In 1705, the regiment appears in orders of battle under the name of Caballeria Alemana with a strength of 550 men.

In 1706, the regiment took part in the siege of Turin. On 7 September, it was at the disastrous Battle of Turin. It then retired to France with the remnants of the Franco-Spanish army.

In 1707, the regiment, now under French pay, served in Germany. It was present at the combat of Offenburg.

From 1708, the regiment first garrisoned Besançon and then campaigned in Alsace, Franche-Comté and Germany until 1713.

In 1713, the regiment was transferred to Catalonia.

Uniform

Based on the arms of the House of Coppola and on the uniform of the "Barcelona Cavalry" circa 1720, the uniform of the regiment was probably white with blue distinctive (lining and cuffs, and waistcoat)

Privates

Uniform in 1703- Source: Copyright Kronoskaf
Uniform Details
Headgear black tricorne laced white, with a red cockade fastened with a silver clip and a pewter button
Neck stock white
Coat white with pewter buttons on the right side
Collar none
Shoulder straps no information found
Lapels none
Pockets horizontal pockets, each with 3 pewter buttons
Cuffs blue, each with 3 pewter buttons
Turnbacks none
Waistcoat blue
Breeches blue
Leather Equipment
Bandolier natural leather
Waistbelt natural leather worn above the coat
Cartridge Box natural leather ventral cartridge box
Scabbard black leather with a white metal tip
Footgear natural leather boots
Horse Furniture
Saddlecloth blue edged with a wide yellow braid
Housings blue edged with a wide yellow braid
Blanket roll no information found

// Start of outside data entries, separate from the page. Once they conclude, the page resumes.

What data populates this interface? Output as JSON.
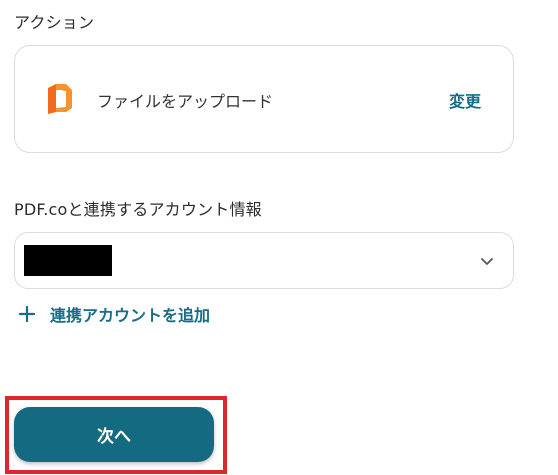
{
  "action_section": {
    "label": "アクション",
    "card": {
      "icon": "pdfco-document-icon",
      "action_name": "ファイルをアップロード",
      "change_label": "変更"
    }
  },
  "account_section": {
    "label": "PDF.coと連携するアカウント情報",
    "select": {
      "value_redacted": true,
      "chevron_icon": "chevron-down-icon"
    },
    "add_account_label": "連携アカウントを追加",
    "add_icon": "plus-icon"
  },
  "footer": {
    "next_label": "次へ"
  },
  "colors": {
    "primary": "#146b81",
    "link": "#176c86",
    "highlight": "#e0262d",
    "icon_orange": "#f26a1b"
  }
}
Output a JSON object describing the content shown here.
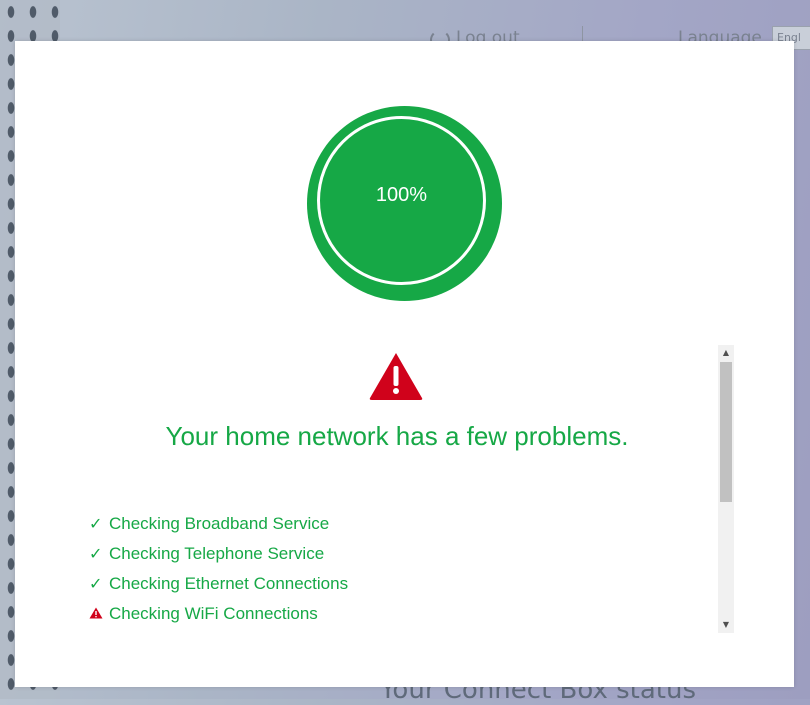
{
  "background": {
    "logout_label": "Log out",
    "language_label": "Language",
    "language_value": "Engl",
    "status_title": "Your Connect Box status"
  },
  "dialog": {
    "progress": "100%",
    "progress_value": 1.0,
    "warning_icon": "warning-triangle-icon",
    "message": "Your home network has a few problems.",
    "checks": [
      {
        "label": "Checking Broadband Service",
        "status": "ok",
        "icon": "checkmark-icon"
      },
      {
        "label": "Checking Telephone Service",
        "status": "ok",
        "icon": "checkmark-icon"
      },
      {
        "label": "Checking Ethernet Connections",
        "status": "ok",
        "icon": "checkmark-icon"
      },
      {
        "label": "Checking WiFi Connections",
        "status": "warning",
        "icon": "warning-icon"
      }
    ]
  },
  "colors": {
    "accent_green": "#16a846",
    "warning_red": "#d0021b"
  }
}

Troopers were armed with a sword, a pistol and a carbine.

Officers

Uniforms of officers differed from those of privates and NCOs by the finer material used. Their waistcoat, saddle cloth and housings were edged with a wide golden braid. They always wore a tricorne notwithstanding the headgear worn by soldiers.

The regulation of 30 December 1704 specified the distinctive of each military rank:

  • colonel: a baton with a gold knob
  • lieutenant-colonel: a baton with a silver knob
  • sargento mayor: a baton with a silver topped knob
  • captain: silver or golden epaulettes (according to the metal colour of the regiment) on both shoulders
  • lieutenant: silver or golden epaulette (according to the metal colour of the regiment) on the right shoulder
  • cornet: silver or golden epaulette (according to the metal colour of the regiment) on the left shoulder

NCOs

The regulation of 30 December 1704 specified the distinctive of each military rank:

  • sergeant : baton without knob and halberd
  • mariscal de logis (quartermaster): small woolen epaulette (red or of the distinctive colour of the regiment)
  • brigadier: swagger stick
  • corporal of squadron: swagger stick
  • second corporal of squadron (rank suppressed in 1706): swagger stick

Standards

no information found yet

References

Dragonas Magazine

N.B.: the section Service during the War is mostly derived from our articles depicting the various campaigns, battles and sieges.

Acknowledgement

Jean-Pierre Loriot for the initial version of this article.